May 25-31, 2006
Live in Happiness
By Most Rev. James M. Moynihan
SUN photo(s) Paul Finch
Bishop James Moynihan Delivers Message of Joy During Pro-Life Mass
Editor’s note: The following is the text of Bishop James Moynihan’s homily at the pro-life Mass on May 18 at Seton Catholic Central High School in Binghamton.
In today’s message from the Gospel of St. John, we have a remarkable legacy from Christ Himself: “I have told you this so that my joy might be in you, and your joy might be complete.” Here we have that remarkable legacy from Jesus. Admittedly, the New Testament is a grave and even a stern book. It has so much to say about human sin and suffering that talk of happiness may seem out of place. And yet the New Testament is anything but a sad and sober book. Its message is a gospel — a word that means “good news” — and it is a shout of good news that throbs with joy.
Christ Himself meant it to be exactly that, as these words of joy spoken on the eve of His death make plain. His whole ministry was a campaign of happiness. Everywhere He went, sorrows were comforted and diseases were healed. Shadows were lifted from darkened minds and stains were wiped clear from soiled lives. The early Christians were the happiest people in the world. The dominant note of that first Christian period was one of unending joy.
Where did those early Christians get happiness? They caught that infection of joy from their Master. With His unsullied conscience, His uninterrupted communion with God, His unselfish love for others, and His vivid sense of vocation, Jesus Christ was the happiest of happy people.
As a great philosopher of the 17th century put it, “Blessedness is not something added to goodness.
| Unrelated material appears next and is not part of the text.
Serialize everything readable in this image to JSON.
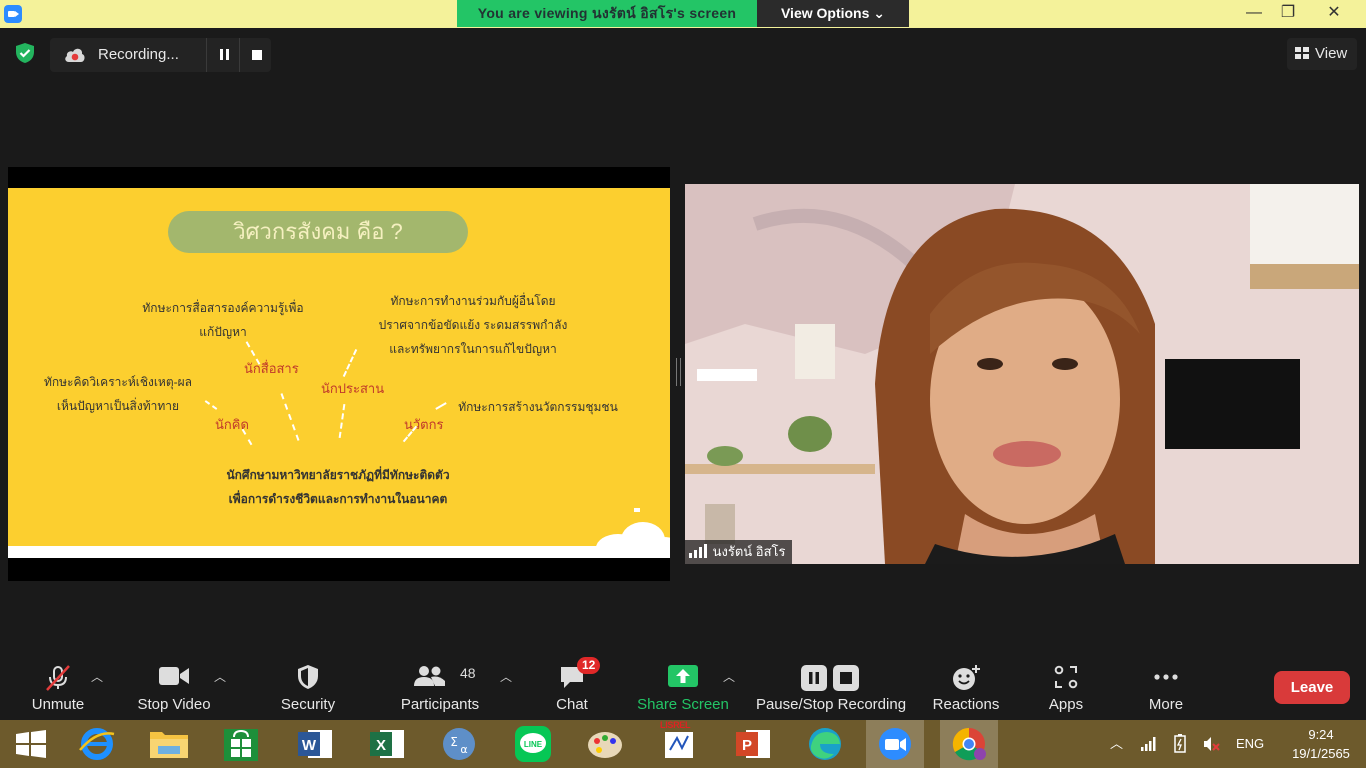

It is goodness itself.” So how do we live in happiness? Jesus said that we live in happiness by living in love. He says to His followers, “Remain in my love. If you keep my commandments, you will remain in my love, just as I have kept my Father’s commandments and remain in His love.” What a wonderful formula for happiness — the keeping of God’s commandments. Of course, one of those commandments is the fifth commandment — Thou shalt not kill — and abortion is the killing of an innocent human being with an inalienable right to life. There are a couple of things that should be remembered, and the first is this. In any civilized society, one may not kill what has never been shown to be other than an innocent human being with an inalienable right to live. This is true quite apart from any consideration of this religion or that religion, or indeed, of any religion at all. A healthy religion might be expected to applaud such a basic principle of civilization, just as a healthy religion might be expected to applaud the unacceptability in civilized society of armed robbery. However, such applause does not make armed robbery a “solely religious issue” anymore than it makes abortion a “solely religious issue.” It is a betrayal of civilized society and the most fundamental right of humankind, the right to live.
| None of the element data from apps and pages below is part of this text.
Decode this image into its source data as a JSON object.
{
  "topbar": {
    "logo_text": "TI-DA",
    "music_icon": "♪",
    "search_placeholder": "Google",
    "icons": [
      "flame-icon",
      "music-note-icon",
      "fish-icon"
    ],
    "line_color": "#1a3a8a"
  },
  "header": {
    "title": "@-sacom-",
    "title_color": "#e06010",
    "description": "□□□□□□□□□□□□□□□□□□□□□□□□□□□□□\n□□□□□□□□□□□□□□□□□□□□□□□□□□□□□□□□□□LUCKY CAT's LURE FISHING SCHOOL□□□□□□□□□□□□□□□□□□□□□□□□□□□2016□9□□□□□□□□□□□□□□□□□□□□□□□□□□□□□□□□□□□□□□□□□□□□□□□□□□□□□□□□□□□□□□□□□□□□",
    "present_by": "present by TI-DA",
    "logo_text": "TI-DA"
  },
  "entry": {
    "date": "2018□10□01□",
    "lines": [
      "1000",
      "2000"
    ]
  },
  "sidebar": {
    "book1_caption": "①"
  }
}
Secondly, even if legislatures and courts along with kings and presidents contend that we are free to kill what has never been shown to be other than an innocent human being with an inalienable right to live, this changes nothing for the rest of us. We, as members of civilized society, are obliged to stand for what is clear, basic and true in this world in which we live.
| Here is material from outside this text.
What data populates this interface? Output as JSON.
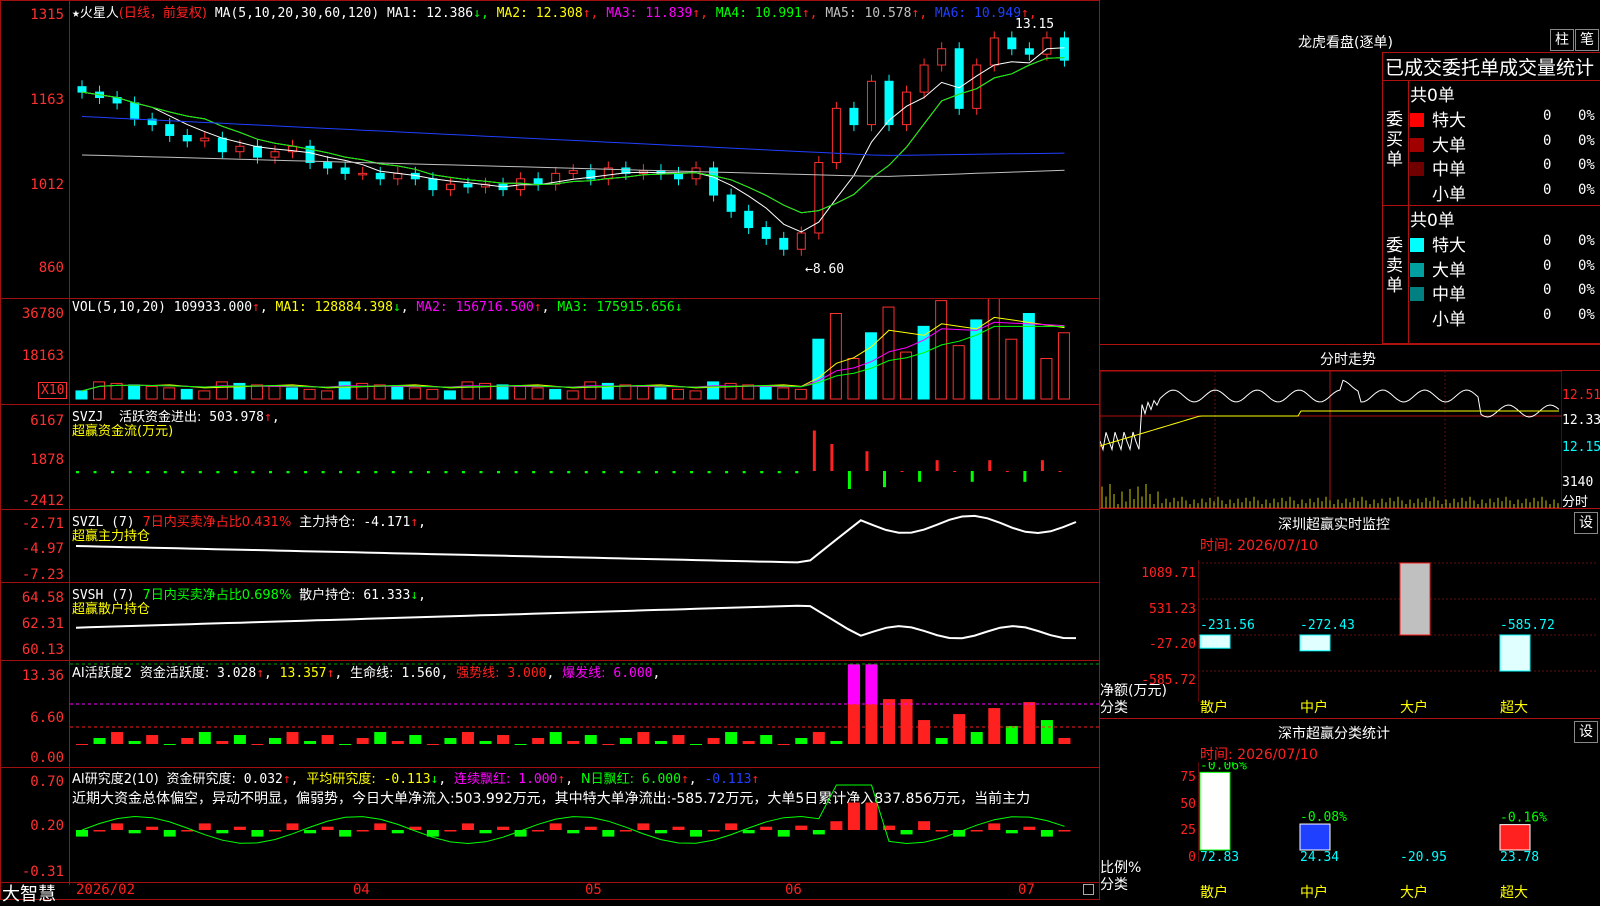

Alan and Mary Badger of this diocese are a husband and wife, a father and mother who have been married for 41 years and go around to our schools talking to our students on the sacredness of human life. They know what they are talking about. They are the parents of eight children and 25 grandchildren, and they have embraced life to the fullest.
“We believe life is beautiful,” says Mary. This is the message they have been taking into classrooms almost half of their married life. They bring their pro-life message to children and young adults on behalf of Friends for Life Inc., a non-profit educational organization located in Upstate Central New York. “We want to educate students about the truth behind abortions,” says Mary. “When they are educated with their medical and scientific facts, then they can make knowledgeable, informed decisions.” Alan and Mary get invited into classrooms in both public and private schools, and they talk to students ranging from middle school to college age who are willing to open their hearts and ears. They believe that reaching students during their adolescence is the best time to raise awareness about the risks of premarital sex. “It is better to get the truth to children early, that sex is to be reserved for marriage.” That’s the message they both proclaim. Mary Badger places some of the blame on the media and sitcoms for giving young people a distorted message about the sacredness of the human body. “The media tell kids to say no to drugs and drinking and to driving under the influence, but then say they can compromise on sex. We think they are capable of self-control in all areas, including their sexual appetites as well.”
“There are two fundamental beliefs of people who are pro-life,” says Alan. That life begins at conception, and that all life has value at all stages.
In today’s first reading, the apostles debate the question of what it takes to be a good Christian, and it is resolved that you do not have to become first a circumcised Jew to be able to profess complete faith in Jesus Christ. However, in the gospel Jesus tells us that if we are going to profess complete faith in Jesus Christ, and if we are going to live happy lives both here and hereafter, it is necessary to keep the commandments. And one of those commandments is “Thou shalt not kill.” How we observe it will determine our futures, both here and hereafter.